WSC to break ground for science addition on July 20
Wednesday, July 13th, 2011
Posted by Roxane Molinari
WSC Foundation Executive Director Terry Olson will be on hand to introduce North Dakota Lt. Governor Drew Wrigley. Other speakers scheduled include Mayor Ward Koeser, EAPC Architect Alan Dostert, and WSC President Dr. Raymond Nadolny.
The new science wing, which is 10,000 square feet, will feature classrooms, laboratories, and office space for instructors. The current facilities have not been upgraded in quite some time and are in great need of updating.
"It is time for this upgrade. The science labs are the original facilities that came with the building, and we're celebrating our 50th anniversary this year," said Wanda Meyer, WSC Vice President for Instruction. "There have been no major updates to things such as the gas lines, water lines, ventilation, etc.; nothing has been seriously updated in all this years. There are lots of potential health and safety issues that we must take care of to be safe. For instance, we will now have updated and proper ventilation that will make the labs safer, allowing us to do more advanced work."

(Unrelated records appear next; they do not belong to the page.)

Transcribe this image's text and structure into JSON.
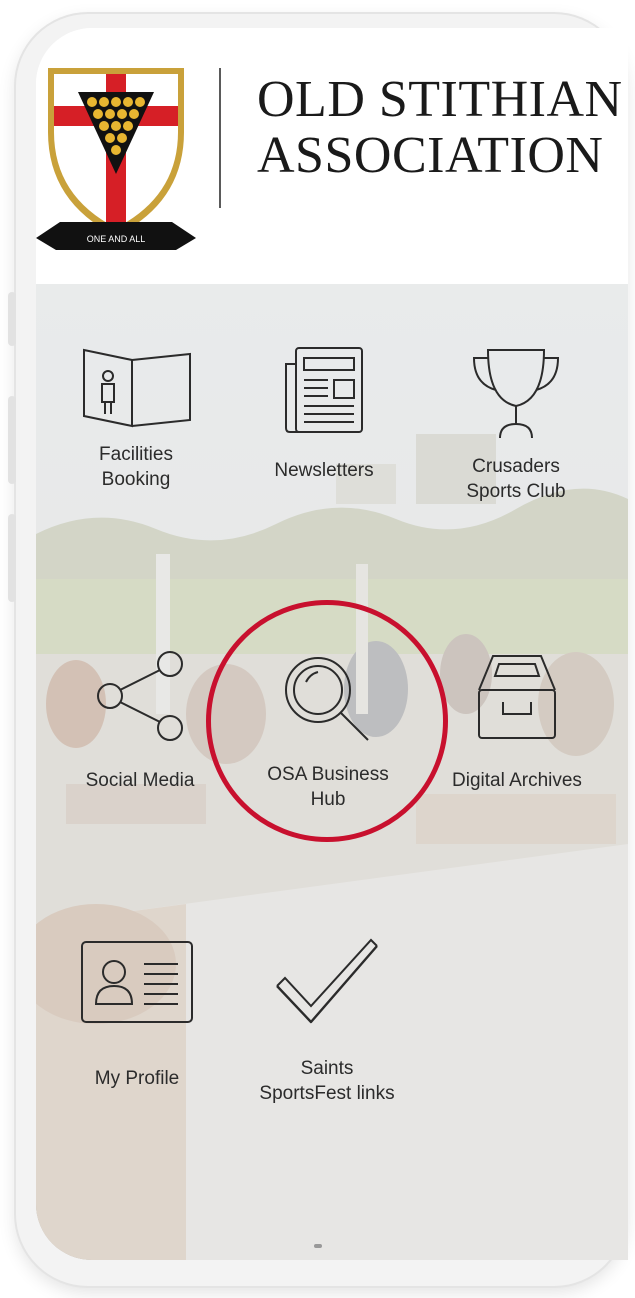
{
  "header": {
    "org_line1": "OLD STITHIAN",
    "org_line2": "ASSOCIATION",
    "crest_motto": "ONE AND ALL"
  },
  "menu": {
    "facilities_booking": "Facilities\nBooking",
    "newsletters": "Newsletters",
    "crusaders_sports_club": "Crusaders\nSports Club",
    "social_media": "Social Media",
    "osa_business_hub": "OSA Business\nHub",
    "digital_archives": "Digital Archives",
    "my_profile": "My Profile",
    "saints_sportsfest_links": "Saints\nSportsFest links"
  },
  "colors": {
    "highlight_ring": "#c8102e",
    "icon_stroke": "#2b2b2b",
    "crest_red": "#d61f26",
    "crest_gold": "#e8b631"
  }
}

"This addition will bring Williston State College into the 21st Century with its science department," said Justin Maddison, WSC Vice President of Business Services. "All equipment will be state-of-the-art technology, giving WSC students an education that is second to none among colleges in the state."
Meyer added that the entire set-up of the new labs will be on the research side of science. "We will be able to get involved with some very interesting projects that we haven't been able to do up to this time," she said. "We'll also be able to add more variety to the science courses we offer and with the community changing as it is, this will be a positive thing for the community. It's really exciting to have these opportunities available to us now."
"With the importance of health and wellness in our community, a state-of-the-art science facility is a welcome addition to our college community," Nadolny said. "A strong background in science is critical to our young people being able to maintain a competitive edge in today's global economy."
The public is invited to attend the groundbreaking ceremony, after which refreshments will be served.